Bingham Canyon Mine slide – 04/25/2013

About 150 Million tons of earth without a single injured individual.

Robert Smithson’s Reclamation Project for Bingham Canyon mine

Newtown Creek, Brooklyn

Click on images to reveal images of the Newtown Creek project.


This project is to invite conversation concerning water sanitation. The canvas acts as a symbol of traditional and historical painting to criticize this ill-suited landscape. The canvas also acts as material to absorb and document the current condition that this water is in. It was attached to Newtown Creek from 10/10/13 to 01/10/14.

Concrete separates the rain from the soil so water accumulation has no where to go but in the drains in which they quickly fill up. Water is typically seen as a cleaning agent, but not here. The rain mixes with bio-solids and is forced to excrete into the east river. The creek was also used as a waste site for industries since the 1850’s.

Extreme caution was reinforced during clean-up to residents near the creek after hurricane sandy hit the city last October. The toxic sediment was churned and discharged back into homes. This canvas was in the water as the hurricane passed the city. Please view the following links for more information.

Video Documentation

Pustule paint put into a box.

Let’s see! What is in my bag? Skepticism, criticism and the beginning of student debt are bulky and jabs at my boney hips. I also have a large amount of curiosity, lists of ideas to explore and tidal waves of starvation…no, I mean ambition. In grad school, “you never learn what you expect or hope to learn”, someone once told me, but I am all ears and going to sponge it all up. This “art world” is so disgustingly esoteric that I feel myself pull from it while I’m bumping the shoulder’s of the centralized crowds to find out that there is a lot of shitty art–though shitty can be a great thing.
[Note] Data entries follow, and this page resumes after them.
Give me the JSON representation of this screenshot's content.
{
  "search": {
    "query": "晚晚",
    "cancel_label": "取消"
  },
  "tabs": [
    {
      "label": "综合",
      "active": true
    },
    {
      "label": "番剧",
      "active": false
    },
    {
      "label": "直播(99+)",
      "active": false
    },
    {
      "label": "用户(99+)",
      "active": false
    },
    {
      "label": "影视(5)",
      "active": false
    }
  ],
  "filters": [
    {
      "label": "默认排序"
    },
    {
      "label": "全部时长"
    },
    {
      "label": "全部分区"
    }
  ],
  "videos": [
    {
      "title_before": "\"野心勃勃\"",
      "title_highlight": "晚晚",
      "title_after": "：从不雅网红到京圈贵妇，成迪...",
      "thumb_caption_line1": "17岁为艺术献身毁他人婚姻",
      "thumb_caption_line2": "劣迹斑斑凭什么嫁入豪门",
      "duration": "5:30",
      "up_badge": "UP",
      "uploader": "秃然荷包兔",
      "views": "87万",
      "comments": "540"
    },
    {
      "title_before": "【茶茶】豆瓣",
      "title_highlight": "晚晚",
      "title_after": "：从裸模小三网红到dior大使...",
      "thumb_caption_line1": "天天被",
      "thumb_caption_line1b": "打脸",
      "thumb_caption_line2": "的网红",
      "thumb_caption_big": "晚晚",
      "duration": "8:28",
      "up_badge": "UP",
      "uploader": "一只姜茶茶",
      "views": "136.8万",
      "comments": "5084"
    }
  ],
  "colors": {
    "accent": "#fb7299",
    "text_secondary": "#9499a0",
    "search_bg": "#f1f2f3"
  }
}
The community at Pratt is like family. Most people want to help out and cling to each other like sauce does to chicken wings. Like giving their hair for a project, building installations for thesis shows, acting for a music video and of course the constant evaluation of the work. Sometimes it’s hard to here that your project was a complete failure. Sometimes it’s hard to hear only compliments and what works. Either way I listen to it all, write it all down, drop it and continue with what I am doing. Pursuing to the next project, I could learn to do things faster and more efficient but that takes away from purity. What I need to learn, and what everyone is insinuating I do, is to do less with less control. I am learning to have a balance of everything. So I’ll put it all in a dirt box and start a new semester tomorrow. It is exciting that I have no idea what I will end up with..